Viscosity-index additives: The Viscosity Index indicates the capacity of the motor oil to remain stable despite temperature fluctuations. The polymer additives ensure that the motor oil maintains its viscosity over a diverse range of temperatures.
Dispersants: These additives absorb and hold solid contaminants within the oil so that they do not damage the engine. In this way, they delay the forming of sludge, acids and varnish.
Detergents: These additives act on the piston-ring area, piston under-crown and other surfaces that overheat. They prevent the forming of deposits, rust and corrosion; and are used up over time.
Anti-wear agents: Anti-wear agents work to protect parts of the engine that are susceptible to high temperatures such as cylinder walls, piston rings, lifters and cams. These additives form a protective layer on these components and prevent the friction that can occur because of metal-to-metal contact. They also act as antioxidants and are used up over time.
ZDDP: ZDDP (zinc diakyl-dithiophosphate) is a zinc and phosphorus compound that until recently, formed a component of anti-wear additives. However, because of its propensity to damage the catalyst in converters, fewer oils now contain it. Even so, older vehicles that have a flat-tappet camshaft or an altered engine with higher-than-stock spring pressures need special motor oils that include this compound. The ZDDP provides the necessary lubrication to the cam lobes, lifter bodies, lifter bores and other engine parts.
Friction modifiers: Graphite or molybdenum is a friction modifier that helps lower friction when the engine is operating under high temperatures and heavy loads. These additives also help you conserve fuel. They lose their effectiveness over the life of the motor oil.
Antioxidants: Under conditions of high temperatures in the engine, the motor oil can oxidize when reacting with oxygen. If that happens, the motor oil ages quickly, thickens and forms sludge. Antioxidants work to slow down this oxidation and the forming of deposits. They also help to keep the engine clean and prolong the life of the motor oil.
Anti-foam additives: If the motor oil foams and forms bubbles, it is unable to coat all the important parts of the engine and keep it cool.
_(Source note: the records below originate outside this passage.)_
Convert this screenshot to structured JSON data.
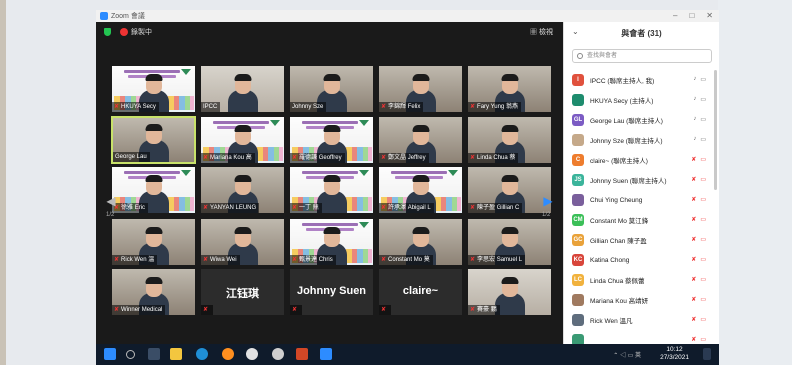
{
  "window": {
    "title": "Zoom 會議"
  },
  "toolbar": {
    "recording_label": "錄製中",
    "view_label": "檢視"
  },
  "pager": {
    "left": "1/2",
    "right": "1/2"
  },
  "tiles": [
    {
      "name": "HKUYA Secy",
      "muted": true,
      "kind": "slide"
    },
    {
      "name": "IPCC",
      "muted": false,
      "kind": "office"
    },
    {
      "name": "Johnny Sze",
      "muted": false,
      "kind": "person"
    },
    {
      "name": "李錦輝 Felix",
      "muted": true,
      "kind": "person"
    },
    {
      "name": "Fary Yung 翁燕",
      "muted": true,
      "kind": "person"
    },
    {
      "name": "George Lau",
      "muted": false,
      "kind": "person",
      "active": true
    },
    {
      "name": "Mariana Kou 高",
      "muted": true,
      "kind": "slide"
    },
    {
      "name": "羅德謙 Geoffrey",
      "muted": true,
      "kind": "slide"
    },
    {
      "name": "鄭文晶 Jeffrey",
      "muted": true,
      "kind": "person"
    },
    {
      "name": "Linda Chua 蔡",
      "muted": true,
      "kind": "person"
    },
    {
      "name": "徐雅 Eric",
      "muted": true,
      "kind": "slide"
    },
    {
      "name": "YANYAN LEUNG",
      "muted": true,
      "kind": "person"
    },
    {
      "name": "一丁 鼎",
      "muted": true,
      "kind": "slide"
    },
    {
      "name": "許承澤 Abigail L",
      "muted": true,
      "kind": "slide"
    },
    {
      "name": "陳子盈 Gillian C",
      "muted": true,
      "kind": "person"
    },
    {
      "name": "Rick Wen 溫",
      "muted": true,
      "kind": "person"
    },
    {
      "name": "Wiwa Wei",
      "muted": true,
      "kind": "person"
    },
    {
      "name": "甄景達 Chris",
      "muted": true,
      "kind": "slide"
    },
    {
      "name": "Constant Mo 莫",
      "muted": true,
      "kind": "person"
    },
    {
      "name": "李思宏 Samuel L",
      "muted": true,
      "kind": "person"
    },
    {
      "name": "Winner Medical",
      "muted": true,
      "kind": "person"
    },
    {
      "name": "",
      "big": "江钰琪",
      "muted": true,
      "kind": "dark"
    },
    {
      "name": "",
      "big": "Johnny Suen",
      "muted": true,
      "kind": "dark"
    },
    {
      "name": "",
      "big": "claire~",
      "muted": true,
      "kind": "dark"
    },
    {
      "name": "賽豪 鵬",
      "muted": true,
      "kind": "office"
    }
  ],
  "panel": {
    "title": "與會者 (31)",
    "search_placeholder": "查找與會者",
    "participants": [
      {
        "name": "IPCC (聯席主持人, 我)",
        "initials": "I",
        "color": "#e0513d",
        "muted": false
      },
      {
        "name": "HKUYA Secy (主持人)",
        "initials": "",
        "color": "#1e8c6e",
        "muted": false
      },
      {
        "name": "George Lau (聯席主持人)",
        "initials": "GL",
        "color": "#7c5cc4",
        "muted": false
      },
      {
        "name": "Johnny Sze (聯席主持人)",
        "initials": "",
        "color": "#c5a98a",
        "muted": false
      },
      {
        "name": "claire~ (聯席主持人)",
        "initials": "C",
        "color": "#ee7d2e",
        "muted": true
      },
      {
        "name": "Johnny Suen (聯席主持人)",
        "initials": "JS",
        "color": "#3bb49b",
        "muted": true
      },
      {
        "name": "Chui Ying Cheung",
        "initials": "",
        "color": "#7a5f9c",
        "muted": true
      },
      {
        "name": "Constant Mo 莫江鋒",
        "initials": "CM",
        "color": "#3bbf58",
        "muted": true
      },
      {
        "name": "Gillian Chan 陳子盈",
        "initials": "GC",
        "color": "#e9a23a",
        "muted": true
      },
      {
        "name": "Katina Chong",
        "initials": "KC",
        "color": "#d8463b",
        "muted": true
      },
      {
        "name": "Linda Chua 蔡佩蕾",
        "initials": "LC",
        "color": "#f1b23e",
        "muted": true
      },
      {
        "name": "Mariana Kou 高靖妍",
        "initials": "",
        "color": "#a07a60",
        "muted": true
      },
      {
        "name": "Rick Wen 溫凡",
        "initials": "",
        "color": "#5f6d7d",
        "muted": true
      },
      {
        "name": "",
        "initials": "",
        "color": "#3a9a74",
        "muted": true
      }
    ]
  },
  "taskbar": {
    "time": "10:12",
    "date": "27/3/2021",
    "lang": "英"
  }
}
As a result, it can cause serious damage to your engine, especially under high temperatures. Anti-foam additives prevent air from getting compressed in the oil and the forming of foam even if there is an excess of oil in the crankshaft because of accidental overfilling. In case of engines that have variable camshaft timing, the motor oil must also act as hydraulic fluid. Aerated motor oil will be unable to provide this function.
Rust and corrosion inhibitors: The internal parts of the engine can rust and corrode because of exposure to moisture and acids. These additives create a film over the parts and protect them against damage from these hazards.
Pour-point depressants: These additives work to prevent the hardening of wax particles in the motor oil under cold conditions. As a result, the motor oil flows freely even at low temperatures and does not need the engine to work harder to pump it. In this way, the engine continues to function effectively despite fluctuations in the outside temperature.
Dexos: Dexos engine oil is specially formulated engine oil created by the General Motors engineers. It is used specifically in GM engines and works to provide a better mileage, reduce emissions and prolong the life of the emissions system. It has better anti-foaming additives and needs changing less frequently as compared to other motor oils. The dexos motor oil has better abilities to prevent the buildup of sludge and also helps protect the catalytic converter from damage. The biggest advantage of dexos is that you can use it in your car at the next oil change even if you have been using other oils previously.
This article originally appeared on YourMechanic.com as A Guide to Motor Oil Additives and was authored by Saroj Aggarwal.